All or Nothing



             With this year's demise of FilmFour, there's been a lot of debate in the United Kingdom
     over the fate of "British cinema" with many local critics complaining of the prevalence of
     American influence on contemporary English, Scottish and Welsh filmmakers. If one were
     to take the most  pessimistic view, one would think that British cinema should be added to
     the endangered species list.  Well, like another "fabulous invalid" [the American theater], it
     only requires a handful of promising movies to galvanize and re-energize the flagging
     industry. 2002 has already seen several impressive films that push boundaries, engender
     controversy and/or take other risks, including  
The Lawless Heart (released in the US in
     2003),
AKA, Morvern Caller, and Sweet Sixteen.
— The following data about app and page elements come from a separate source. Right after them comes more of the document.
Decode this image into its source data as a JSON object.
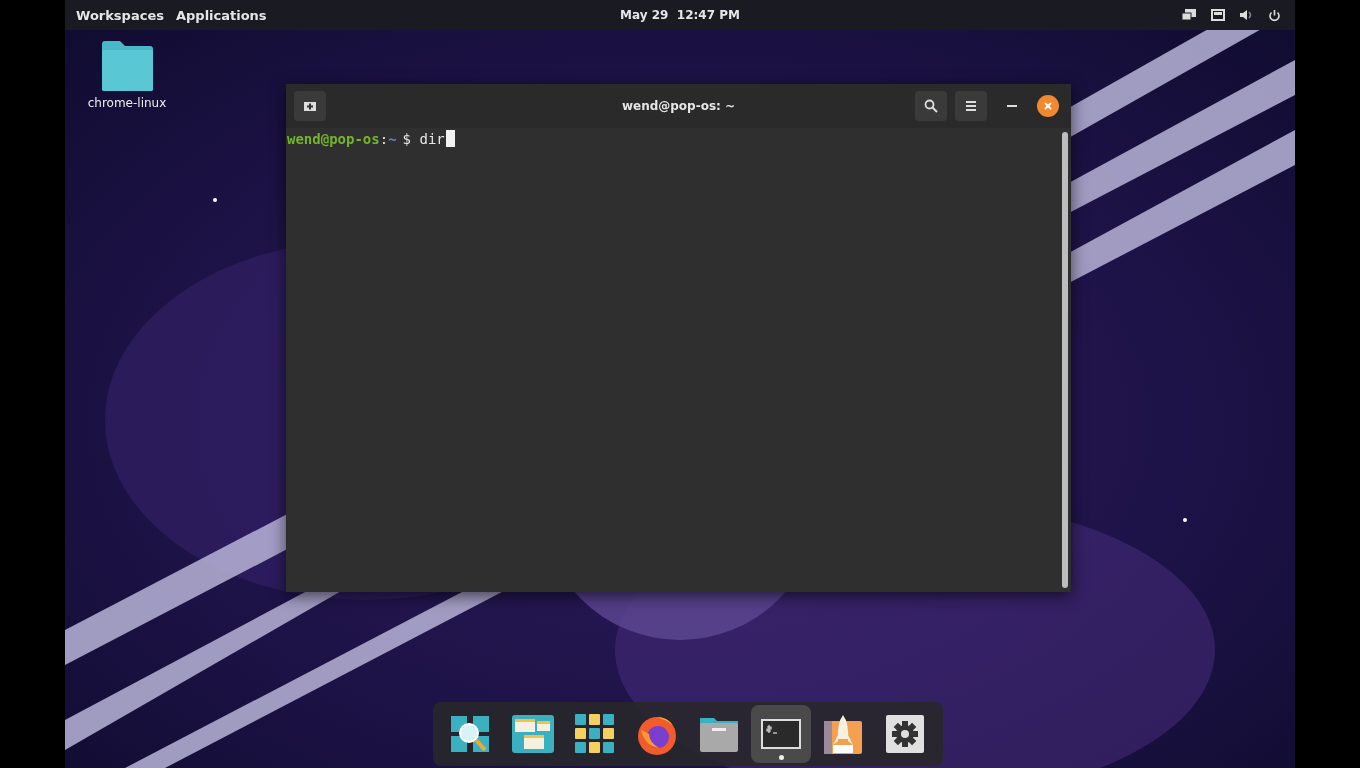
{
  "top_bar": {
    "menus": [
      {
        "label": "Workspaces"
      },
      {
        "label": "Applications"
      }
    ],
    "clock": "May 29  12:47 PM"
  },
  "desktop_icons": [
    {
      "label": "chrome-linux"
    }
  ],
  "terminal": {
    "title": "wend@pop-os: ~",
    "user_host": "wend@pop-os",
    "separator": ":",
    "path": "~",
    "symbol": "$",
    "command": "dir"
  },
  "dock": [
    {
      "kind": "search",
      "selected": false
    },
    {
      "kind": "workspaces",
      "selected": false
    },
    {
      "kind": "apps",
      "selected": false
    },
    {
      "kind": "browser",
      "selected": false
    },
    {
      "kind": "files",
      "selected": false
    },
    {
      "kind": "terminal",
      "selected": true
    },
    {
      "kind": "shop",
      "selected": false
    },
    {
      "kind": "settings",
      "selected": false
    }
  ]
}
The latter was directed by former
     iconoclast Ken Loach, who along with Mike Leigh, has moved from the fringes to inherit
     the mantle of veteran filmmaker.

            All or Nothing, the latest offering from Mike Leigh, feels almost like a distillation of
     many of his previous films. Leigh's movie making process has been well documented: he
     commences with an idea, gathers his cast of actors and allows them to develop their roles
     and the script via improvisation. Like Woody Allen, Leigh has a tendency to explore similar
     themes in his films,most notably the complexities of familial dysfunction. (Unlike Allen's movies,
     however, a Mike Leigh film is more likely to focus on the economically deprived.) The overall
     effects are bleak and emotionally raw, but dramatically loose, much like "real life."

             Building on familiar Leigh territory,
All or Nothing focuses on the denizens of a
     south London council estate (what Americans might call a "project"). The central figures of
     the drama are Phil (Timothy Spall), a depressed cab driver, and his common-law spouse
     Penny (Lesley Manville), a supermarket cashier. Barely scraping by on their combined
     income, they have raised two overweight children, the stoic Rachel (Alison Garland), who
     toils as a cleaner at an old age home, and the foul-mouthed, belligerent, and lazy Rory
     (James Corden), who spends his day moving from the dinner table to the couch when
     he's not out picking fights while playing soccer with the neighbors. These are people
     definitely living lives of quiet desperation.

             Leigh gives the audience glimpses of their neighbors (any one of which may have been
     a protagonist in a drama). There's Penny's co-worker and pal Maureen (the superb Ruth
     Sheen), whose positive outlook and chirpy demeanor makes her seem an alien in this
     territory. Maureen is a single mother raising the sullen Donna (Helen Coker), who has
     recently learned she's pregnant by her boorish, bullying boyfriend. By the film's end, these
     two women come to realize just how alike they are and begin to move toward reconciliation.
     Then there are Ron (Paul Jesson), who works with Phil, and his alcoholic wife Carol (Marion
     Bailey) and their sexpot daughter Samantha (Sally Hawkins), who is clearly on her way
     to a life as a prostitute as her means of escape.

             Because the director hires a mix of professionals and amateurs, the acting in a Leigh
     film can be hit or miss. In the case of
All or Nothing, though, it's mostly hits. Spall, with
     his lanky hair and perpetually hangdog expression, dominates the film. He is collapsing
     into himself with frustration, browbeaten by his wife and kids. (When his son curses and
     shouts at his mother, Spall's Phil seems to retreat even farther into himself and mutters
     things like "Rory's at a difficult age.") There are sequences of Phil and his passengers,
     none of whom seem to make an impression on him, except for a French woman
     (Kathryn Hunter in a scene-stealing turn) who asks the driver such personal questions
     that she sparks a bout of contemplation that it causes Phil to spend a day alone. It
     happens that a family near-tragedy occurs which is the final catalyst for a heartbreaking
     confrontation between Phil and Penny that leads to a tentative truce and as close to a
     happy ending as Leigh can muster.

             Lesley Manville is superlative as Penny, a small birdlike woman made bitter by her
     circumstances. Her Penny is perpetually annoyed, with the tedium of her job, with frustration
     at her seemingly unambitious spouse who appears to have passed on to their son the
     same quality. The actress offers a delicately layered performance that is anchored in
     reality and at times it becomes almost too painful to watch her, but the audience cannot
     turn away. She is the perfect embodiment of the film's title. For Manville and her
     character, it truly is
All or Nothing.

     

                                  
Rating:                            A -
                                  
MPAA Rating:               R for pervasive language, some sexuality, and
                                                                                       brief nudity
                                
  Running time:              128 mins.
© 2008 by C. E. Murphy. All Rights Reserved.